» What is being asked: Look through the records, and wherever the string "shop" turns up, copy out that line.

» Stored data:
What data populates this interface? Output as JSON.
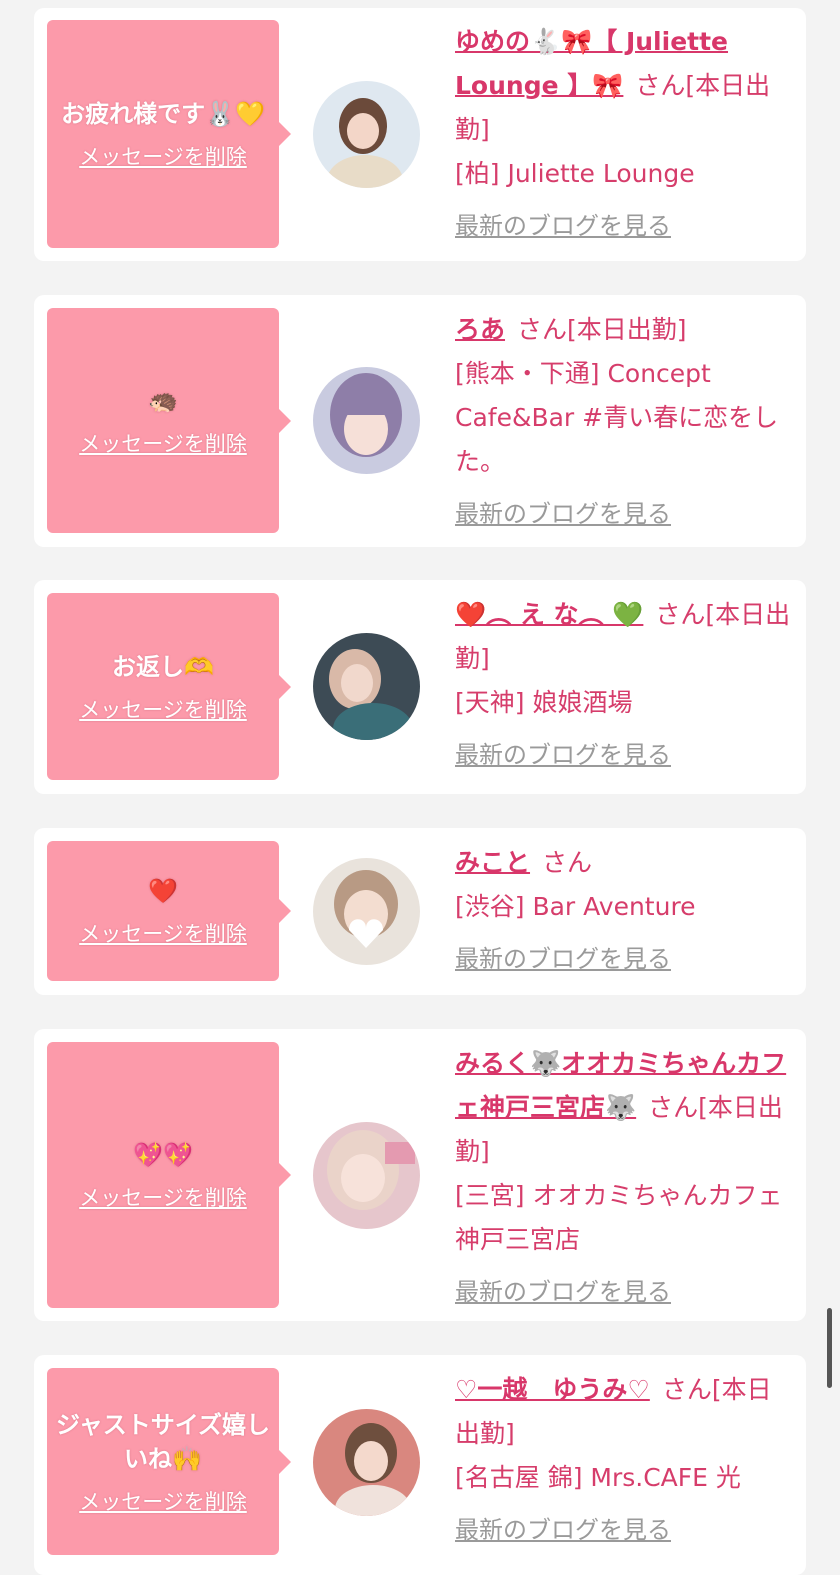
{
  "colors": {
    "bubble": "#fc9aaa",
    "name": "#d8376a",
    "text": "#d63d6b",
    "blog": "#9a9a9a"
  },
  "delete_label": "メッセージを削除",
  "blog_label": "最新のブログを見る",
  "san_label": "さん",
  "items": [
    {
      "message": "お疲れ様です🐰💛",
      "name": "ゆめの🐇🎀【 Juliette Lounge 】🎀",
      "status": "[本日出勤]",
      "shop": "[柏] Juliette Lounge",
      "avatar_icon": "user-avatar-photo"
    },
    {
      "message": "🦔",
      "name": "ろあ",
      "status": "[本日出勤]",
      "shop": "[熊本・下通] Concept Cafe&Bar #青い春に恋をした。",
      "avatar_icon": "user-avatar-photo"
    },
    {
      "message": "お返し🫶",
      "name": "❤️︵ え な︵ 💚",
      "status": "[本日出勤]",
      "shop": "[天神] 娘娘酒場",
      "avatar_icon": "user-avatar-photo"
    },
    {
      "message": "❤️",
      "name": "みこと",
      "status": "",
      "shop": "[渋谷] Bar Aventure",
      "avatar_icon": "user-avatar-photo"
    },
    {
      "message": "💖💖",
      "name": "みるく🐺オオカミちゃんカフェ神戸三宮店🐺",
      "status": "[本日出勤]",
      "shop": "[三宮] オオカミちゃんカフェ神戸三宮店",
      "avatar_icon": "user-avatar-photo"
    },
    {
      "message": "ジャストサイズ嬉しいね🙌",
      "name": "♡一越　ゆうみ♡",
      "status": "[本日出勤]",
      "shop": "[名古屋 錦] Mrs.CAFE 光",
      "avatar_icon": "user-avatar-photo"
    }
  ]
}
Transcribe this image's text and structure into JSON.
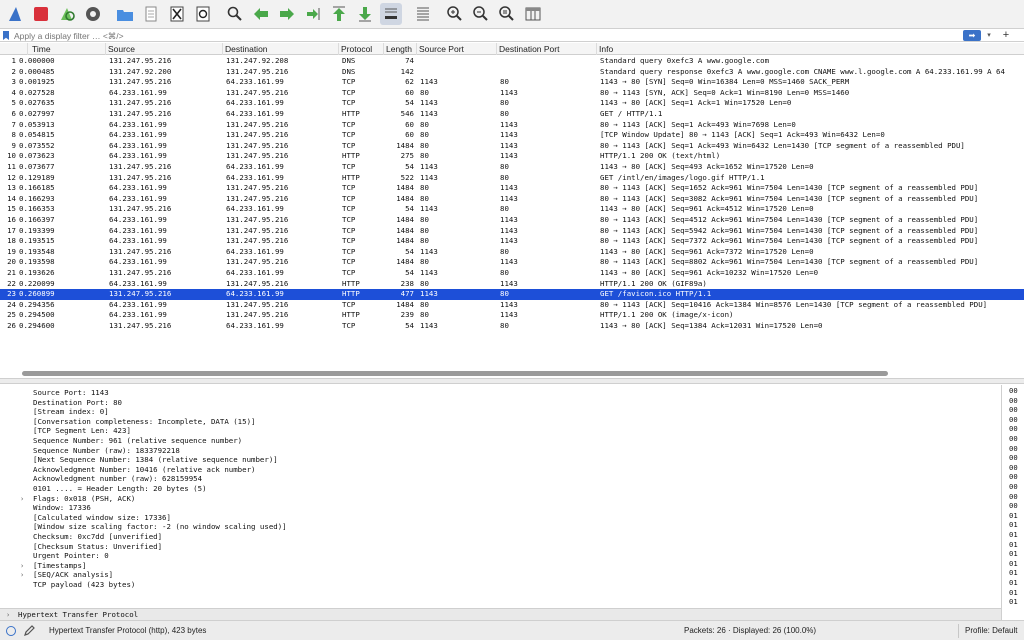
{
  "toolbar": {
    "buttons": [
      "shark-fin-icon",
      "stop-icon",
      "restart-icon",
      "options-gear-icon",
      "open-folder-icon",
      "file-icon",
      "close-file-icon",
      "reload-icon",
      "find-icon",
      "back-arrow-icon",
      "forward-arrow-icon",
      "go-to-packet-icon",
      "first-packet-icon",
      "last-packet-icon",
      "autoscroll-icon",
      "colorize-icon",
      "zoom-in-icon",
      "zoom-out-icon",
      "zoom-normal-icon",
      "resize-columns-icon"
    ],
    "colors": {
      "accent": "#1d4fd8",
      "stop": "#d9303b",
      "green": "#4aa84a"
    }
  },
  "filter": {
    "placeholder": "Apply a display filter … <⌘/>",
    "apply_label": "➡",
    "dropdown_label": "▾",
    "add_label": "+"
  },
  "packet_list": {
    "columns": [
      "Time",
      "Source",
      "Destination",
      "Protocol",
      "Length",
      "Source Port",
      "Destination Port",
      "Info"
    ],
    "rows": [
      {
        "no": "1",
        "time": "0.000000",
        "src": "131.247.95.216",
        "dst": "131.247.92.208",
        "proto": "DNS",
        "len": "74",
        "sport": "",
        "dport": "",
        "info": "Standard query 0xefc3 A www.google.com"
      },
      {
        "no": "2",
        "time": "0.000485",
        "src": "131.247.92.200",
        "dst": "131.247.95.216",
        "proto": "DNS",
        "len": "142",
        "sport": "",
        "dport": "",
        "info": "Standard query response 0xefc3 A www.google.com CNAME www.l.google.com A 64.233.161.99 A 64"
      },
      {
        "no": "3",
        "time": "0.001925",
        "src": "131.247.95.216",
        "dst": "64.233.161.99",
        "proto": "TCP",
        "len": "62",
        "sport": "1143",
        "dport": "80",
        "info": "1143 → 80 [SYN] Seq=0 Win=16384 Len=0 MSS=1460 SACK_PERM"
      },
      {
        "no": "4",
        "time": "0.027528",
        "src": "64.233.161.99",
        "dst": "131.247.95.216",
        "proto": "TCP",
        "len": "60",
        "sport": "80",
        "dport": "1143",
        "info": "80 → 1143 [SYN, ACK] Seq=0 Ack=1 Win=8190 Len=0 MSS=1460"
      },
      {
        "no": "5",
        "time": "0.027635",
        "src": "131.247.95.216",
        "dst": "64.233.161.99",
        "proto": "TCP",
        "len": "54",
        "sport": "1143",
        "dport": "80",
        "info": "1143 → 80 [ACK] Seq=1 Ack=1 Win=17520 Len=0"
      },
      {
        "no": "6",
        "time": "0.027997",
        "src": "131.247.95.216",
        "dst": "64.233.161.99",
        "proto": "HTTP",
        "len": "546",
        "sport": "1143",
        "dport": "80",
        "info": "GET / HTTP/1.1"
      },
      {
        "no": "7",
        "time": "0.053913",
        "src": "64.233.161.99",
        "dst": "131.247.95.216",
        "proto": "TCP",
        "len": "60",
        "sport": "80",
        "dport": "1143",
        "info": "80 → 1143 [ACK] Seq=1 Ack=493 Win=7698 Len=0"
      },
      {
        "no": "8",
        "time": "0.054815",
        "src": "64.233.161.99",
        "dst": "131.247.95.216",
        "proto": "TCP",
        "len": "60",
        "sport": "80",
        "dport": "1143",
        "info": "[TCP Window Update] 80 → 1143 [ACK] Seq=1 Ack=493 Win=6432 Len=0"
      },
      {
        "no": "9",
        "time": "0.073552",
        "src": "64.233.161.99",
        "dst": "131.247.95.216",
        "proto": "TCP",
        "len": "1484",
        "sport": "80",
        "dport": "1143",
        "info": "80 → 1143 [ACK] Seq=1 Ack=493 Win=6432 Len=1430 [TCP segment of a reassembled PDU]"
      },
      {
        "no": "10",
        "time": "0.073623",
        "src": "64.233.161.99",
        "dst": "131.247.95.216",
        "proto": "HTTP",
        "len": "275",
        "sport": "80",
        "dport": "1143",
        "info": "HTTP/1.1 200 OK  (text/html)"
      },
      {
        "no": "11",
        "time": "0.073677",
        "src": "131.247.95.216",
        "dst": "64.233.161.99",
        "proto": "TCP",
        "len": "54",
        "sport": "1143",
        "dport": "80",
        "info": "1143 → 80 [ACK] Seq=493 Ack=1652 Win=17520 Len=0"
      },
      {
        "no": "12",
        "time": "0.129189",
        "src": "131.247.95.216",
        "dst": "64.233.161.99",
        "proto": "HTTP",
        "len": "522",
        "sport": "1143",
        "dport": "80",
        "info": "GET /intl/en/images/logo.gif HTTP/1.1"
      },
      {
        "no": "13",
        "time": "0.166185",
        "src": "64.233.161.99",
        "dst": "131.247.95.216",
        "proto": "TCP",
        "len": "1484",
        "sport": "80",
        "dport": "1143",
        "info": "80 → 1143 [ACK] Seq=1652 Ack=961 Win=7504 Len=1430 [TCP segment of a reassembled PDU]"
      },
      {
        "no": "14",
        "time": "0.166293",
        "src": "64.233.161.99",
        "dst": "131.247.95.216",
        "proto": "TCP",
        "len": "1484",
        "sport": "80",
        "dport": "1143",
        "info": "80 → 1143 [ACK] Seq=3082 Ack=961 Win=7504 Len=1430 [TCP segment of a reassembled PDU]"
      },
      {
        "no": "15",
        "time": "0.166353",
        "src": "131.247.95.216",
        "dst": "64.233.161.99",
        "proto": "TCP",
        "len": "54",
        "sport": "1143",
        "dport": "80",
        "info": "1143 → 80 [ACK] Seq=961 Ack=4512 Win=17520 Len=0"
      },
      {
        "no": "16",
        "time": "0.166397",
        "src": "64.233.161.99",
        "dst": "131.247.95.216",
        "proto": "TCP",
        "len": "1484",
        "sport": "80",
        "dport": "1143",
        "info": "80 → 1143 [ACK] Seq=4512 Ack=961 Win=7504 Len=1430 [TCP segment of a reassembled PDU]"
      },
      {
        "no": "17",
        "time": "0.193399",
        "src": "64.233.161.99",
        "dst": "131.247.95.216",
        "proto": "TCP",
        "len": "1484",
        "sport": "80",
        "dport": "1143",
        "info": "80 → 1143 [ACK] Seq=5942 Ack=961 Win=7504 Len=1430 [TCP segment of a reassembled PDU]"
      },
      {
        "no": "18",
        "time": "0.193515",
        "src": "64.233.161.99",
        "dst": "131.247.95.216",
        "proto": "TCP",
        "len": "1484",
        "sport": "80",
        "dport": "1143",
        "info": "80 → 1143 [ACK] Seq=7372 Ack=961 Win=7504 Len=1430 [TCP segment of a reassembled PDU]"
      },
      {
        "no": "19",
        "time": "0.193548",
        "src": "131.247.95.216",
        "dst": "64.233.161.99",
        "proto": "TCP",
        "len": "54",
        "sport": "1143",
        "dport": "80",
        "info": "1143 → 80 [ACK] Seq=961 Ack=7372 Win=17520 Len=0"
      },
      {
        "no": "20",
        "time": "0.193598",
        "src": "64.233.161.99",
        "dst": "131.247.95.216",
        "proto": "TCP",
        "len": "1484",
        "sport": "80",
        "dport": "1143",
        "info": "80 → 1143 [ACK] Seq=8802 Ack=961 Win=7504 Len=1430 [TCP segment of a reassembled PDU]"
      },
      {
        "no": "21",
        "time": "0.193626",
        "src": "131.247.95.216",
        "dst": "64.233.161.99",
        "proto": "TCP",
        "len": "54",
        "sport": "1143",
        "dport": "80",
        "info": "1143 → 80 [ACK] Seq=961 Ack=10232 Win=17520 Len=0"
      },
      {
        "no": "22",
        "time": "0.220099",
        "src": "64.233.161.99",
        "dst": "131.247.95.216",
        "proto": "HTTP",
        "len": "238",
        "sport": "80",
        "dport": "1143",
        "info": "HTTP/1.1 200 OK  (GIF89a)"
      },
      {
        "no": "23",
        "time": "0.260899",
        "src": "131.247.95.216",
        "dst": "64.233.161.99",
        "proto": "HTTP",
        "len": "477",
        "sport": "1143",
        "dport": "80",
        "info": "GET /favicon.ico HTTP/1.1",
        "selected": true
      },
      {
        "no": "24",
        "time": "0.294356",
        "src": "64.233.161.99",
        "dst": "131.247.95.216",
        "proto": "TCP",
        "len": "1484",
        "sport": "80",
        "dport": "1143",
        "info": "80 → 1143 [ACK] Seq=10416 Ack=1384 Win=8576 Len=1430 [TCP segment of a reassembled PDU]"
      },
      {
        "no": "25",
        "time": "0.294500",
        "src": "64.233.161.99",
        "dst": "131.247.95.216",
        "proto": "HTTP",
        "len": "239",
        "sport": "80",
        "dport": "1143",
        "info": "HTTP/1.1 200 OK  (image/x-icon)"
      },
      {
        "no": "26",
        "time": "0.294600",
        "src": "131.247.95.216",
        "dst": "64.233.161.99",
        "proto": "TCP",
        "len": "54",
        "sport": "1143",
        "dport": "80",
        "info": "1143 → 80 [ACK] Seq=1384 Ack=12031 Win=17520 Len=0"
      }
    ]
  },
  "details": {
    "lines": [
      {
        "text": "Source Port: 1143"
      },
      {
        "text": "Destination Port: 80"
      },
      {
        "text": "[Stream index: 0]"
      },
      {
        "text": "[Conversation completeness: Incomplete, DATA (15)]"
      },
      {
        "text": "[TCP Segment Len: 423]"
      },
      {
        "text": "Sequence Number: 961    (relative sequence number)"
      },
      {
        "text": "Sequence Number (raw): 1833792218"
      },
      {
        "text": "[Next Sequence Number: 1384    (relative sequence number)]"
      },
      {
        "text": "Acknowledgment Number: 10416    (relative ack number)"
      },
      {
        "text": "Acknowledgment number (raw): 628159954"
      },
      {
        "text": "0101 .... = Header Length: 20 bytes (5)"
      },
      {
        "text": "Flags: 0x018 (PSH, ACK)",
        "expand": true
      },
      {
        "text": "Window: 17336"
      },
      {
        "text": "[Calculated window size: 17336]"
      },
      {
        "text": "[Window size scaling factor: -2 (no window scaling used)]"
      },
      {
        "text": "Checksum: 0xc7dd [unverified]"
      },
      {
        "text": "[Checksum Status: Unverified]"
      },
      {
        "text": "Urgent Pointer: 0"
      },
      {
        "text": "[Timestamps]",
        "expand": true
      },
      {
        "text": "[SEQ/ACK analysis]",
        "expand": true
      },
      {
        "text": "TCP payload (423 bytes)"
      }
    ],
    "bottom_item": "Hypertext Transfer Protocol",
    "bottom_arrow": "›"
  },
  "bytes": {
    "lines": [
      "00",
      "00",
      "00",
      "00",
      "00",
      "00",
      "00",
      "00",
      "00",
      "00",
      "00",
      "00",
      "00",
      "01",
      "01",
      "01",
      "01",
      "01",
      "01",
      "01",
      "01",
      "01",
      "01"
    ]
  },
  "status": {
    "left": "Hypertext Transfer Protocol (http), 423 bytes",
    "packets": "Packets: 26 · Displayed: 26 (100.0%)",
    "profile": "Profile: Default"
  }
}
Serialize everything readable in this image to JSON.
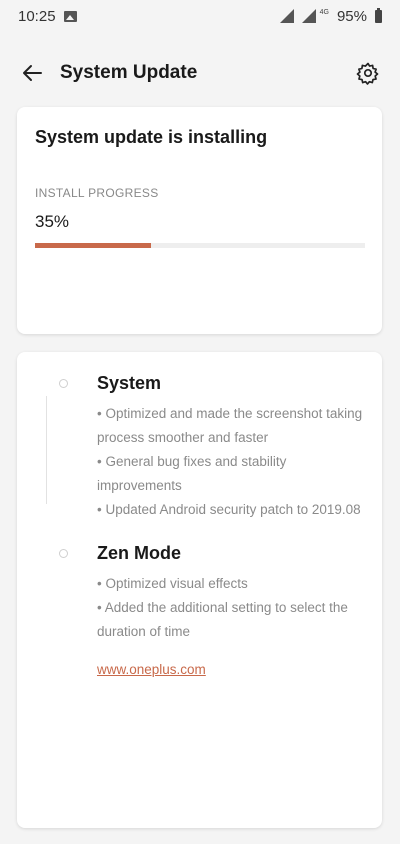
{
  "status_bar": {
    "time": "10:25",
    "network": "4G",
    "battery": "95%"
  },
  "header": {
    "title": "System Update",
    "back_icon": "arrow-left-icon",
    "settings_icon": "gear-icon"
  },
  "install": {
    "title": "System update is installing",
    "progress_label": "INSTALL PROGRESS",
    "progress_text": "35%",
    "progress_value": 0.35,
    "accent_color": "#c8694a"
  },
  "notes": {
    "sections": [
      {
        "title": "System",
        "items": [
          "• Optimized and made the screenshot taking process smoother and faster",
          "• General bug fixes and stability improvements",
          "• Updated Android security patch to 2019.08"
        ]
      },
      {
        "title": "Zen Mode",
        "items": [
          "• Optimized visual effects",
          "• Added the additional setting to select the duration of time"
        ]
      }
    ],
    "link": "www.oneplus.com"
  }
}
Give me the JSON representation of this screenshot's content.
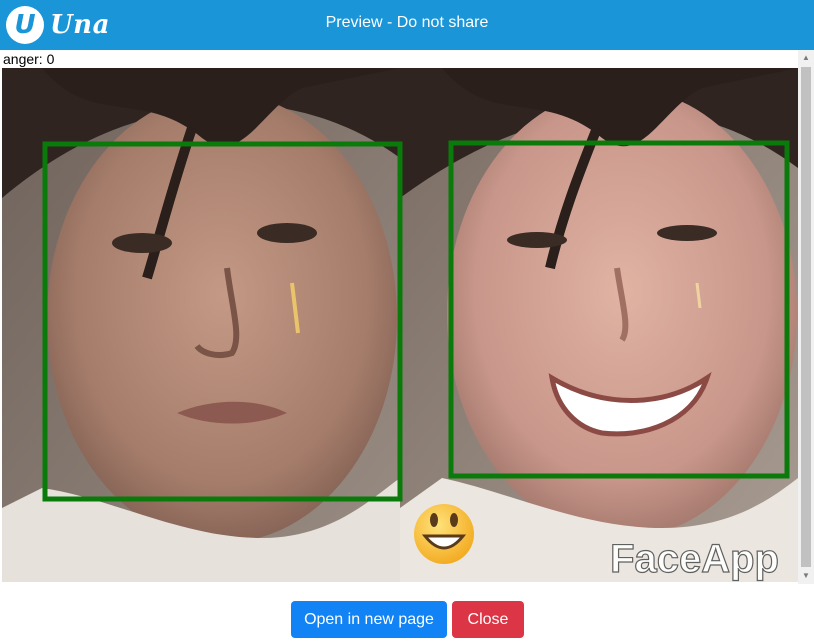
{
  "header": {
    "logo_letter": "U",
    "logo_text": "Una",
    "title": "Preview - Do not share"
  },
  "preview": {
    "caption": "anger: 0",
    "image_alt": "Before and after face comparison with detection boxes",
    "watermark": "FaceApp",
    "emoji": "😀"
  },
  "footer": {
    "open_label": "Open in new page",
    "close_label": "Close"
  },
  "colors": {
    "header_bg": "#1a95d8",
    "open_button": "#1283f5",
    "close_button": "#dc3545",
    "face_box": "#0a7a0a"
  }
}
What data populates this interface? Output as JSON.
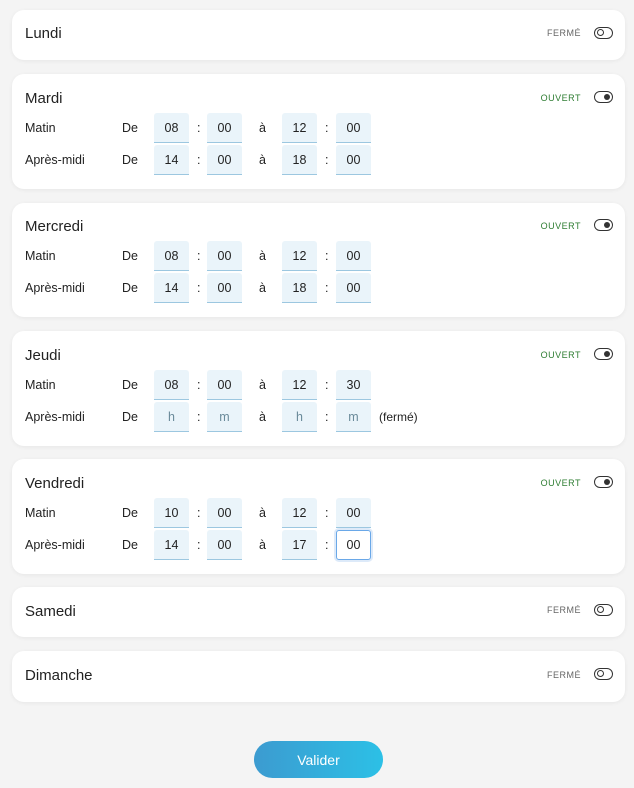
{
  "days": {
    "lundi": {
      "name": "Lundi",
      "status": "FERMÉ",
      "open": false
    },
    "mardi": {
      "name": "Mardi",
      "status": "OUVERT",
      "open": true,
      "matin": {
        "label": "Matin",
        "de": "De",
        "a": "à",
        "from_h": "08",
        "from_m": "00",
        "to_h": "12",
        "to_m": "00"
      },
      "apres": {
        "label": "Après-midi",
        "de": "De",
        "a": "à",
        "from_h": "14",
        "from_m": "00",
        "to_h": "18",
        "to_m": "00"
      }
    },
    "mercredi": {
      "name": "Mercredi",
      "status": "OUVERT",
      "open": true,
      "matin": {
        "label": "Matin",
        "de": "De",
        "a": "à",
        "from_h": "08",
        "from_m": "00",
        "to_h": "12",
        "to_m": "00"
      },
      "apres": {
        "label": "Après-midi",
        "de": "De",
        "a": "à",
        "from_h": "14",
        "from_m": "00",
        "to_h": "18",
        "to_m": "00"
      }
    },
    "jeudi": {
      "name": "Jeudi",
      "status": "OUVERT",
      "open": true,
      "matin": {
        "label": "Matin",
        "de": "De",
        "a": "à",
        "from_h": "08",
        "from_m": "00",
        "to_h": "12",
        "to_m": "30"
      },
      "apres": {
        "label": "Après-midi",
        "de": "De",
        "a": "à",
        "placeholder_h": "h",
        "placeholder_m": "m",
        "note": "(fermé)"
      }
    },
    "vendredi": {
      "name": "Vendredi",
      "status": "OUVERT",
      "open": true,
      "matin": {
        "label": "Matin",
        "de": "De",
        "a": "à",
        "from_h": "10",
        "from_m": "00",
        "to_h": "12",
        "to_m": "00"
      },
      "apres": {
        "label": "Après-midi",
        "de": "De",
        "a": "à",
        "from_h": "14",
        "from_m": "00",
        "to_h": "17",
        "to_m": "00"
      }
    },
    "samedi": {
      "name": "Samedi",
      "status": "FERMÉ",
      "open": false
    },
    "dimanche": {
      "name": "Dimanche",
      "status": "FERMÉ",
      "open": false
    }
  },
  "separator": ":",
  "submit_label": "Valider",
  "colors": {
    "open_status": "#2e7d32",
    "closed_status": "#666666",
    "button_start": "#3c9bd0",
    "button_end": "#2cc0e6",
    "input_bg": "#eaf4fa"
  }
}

» Response below:
      "shop": "[柏] Juliette Lounge",
      "shop": "[熊本・下通] Concept Cafe&Bar #青い春に恋をした。",
      "shop": "[天神] 娘娘酒場",
      "shop": "[渋谷] Bar Aventure",
      "shop": "[三宮] オオカミちゃんカフェ神戸三宮店",
      "shop": "[名古屋 錦] Mrs.CAFE 光",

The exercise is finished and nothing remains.